- I talked to Andre Durand (of Jabber fame) about PingID. PingID has aspirations of being the Visa of the identity world. Someone needs to do it. He also envisions services (such as risk scoring) that I think are analogous to the kinds of things FirstData Corp. does in the financial services world.
- I talked to John Maffei from Microsoft about Passport. I've avoided signing up for passport myself (even going so far as to refuse to activate the eBook reader on my iPAQ because it required a Passport account). Still, as I've blogged before, Passport, AOL screenname, and the like represent real ways for utah.gov to connect to some citizens.
- I stole a t-shirt and packet from ePresence. Still not sure what they do. :-)

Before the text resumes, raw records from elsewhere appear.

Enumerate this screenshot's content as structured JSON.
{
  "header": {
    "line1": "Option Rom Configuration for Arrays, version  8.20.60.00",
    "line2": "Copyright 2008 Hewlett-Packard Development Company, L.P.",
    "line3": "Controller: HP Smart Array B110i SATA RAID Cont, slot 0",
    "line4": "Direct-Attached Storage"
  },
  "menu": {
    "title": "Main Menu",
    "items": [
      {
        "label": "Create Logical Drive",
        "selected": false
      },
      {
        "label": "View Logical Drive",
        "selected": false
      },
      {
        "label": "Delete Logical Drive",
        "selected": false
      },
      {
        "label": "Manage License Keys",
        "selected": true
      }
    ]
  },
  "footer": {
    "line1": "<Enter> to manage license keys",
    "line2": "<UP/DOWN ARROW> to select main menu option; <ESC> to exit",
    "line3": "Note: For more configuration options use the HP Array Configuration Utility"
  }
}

- I saw a great demo of an enterprise level IM tool from Communicator, Inc. As I've blogged before, I think IM could be an important tool in the enterprise---I use AOL IM at work all the time---but I would like to see a secure solution that connects to the Utah Master Directory.
- I talked to Brian Armstrong of OneName about their product. Still can't say I really get it---lives somewhere above authorization services---but its based on XNS which sounds like something I need to spend some time on.
- I got a tech-talk from the Netegrity folks about SiteMinder and how it works. We use it at the state and I now feel like I'm in a better position to make decisions about how and where we use it.
- Alex Tosheff from St. Paul Venture Capital is a guy I met at lunch. Great guy---I got some good ideas on home based computing infrastructure from him. He introduced me to Jothy Rosenberg of GeoTrust. Jothy and I hit it off on several levels. First, his company offers a way to sign things with digital signatures without the user ever having to know about the digital signatures. Reminds me a little of NxLight, a Utah company. He showed me a demo of their tool which uses personal information gleaned from drivers records and credit records to ask the user questions as a way of establishing identity so that they can issue a one-time use digital signature. Pretty cool. On another level, he's also a former Computer Science professor turned business person. We talked a lot about academics, how business experience could inform our future roles as academicians, and how theory is important for CS students.
The best part of the conference is often the stuff that happens outside the conference hall and this was no exception. The Digital ID World folks did a good job on the more social part of the conference and seemed to recognize this as an important feature. I'm grateful for a fulfilling experience.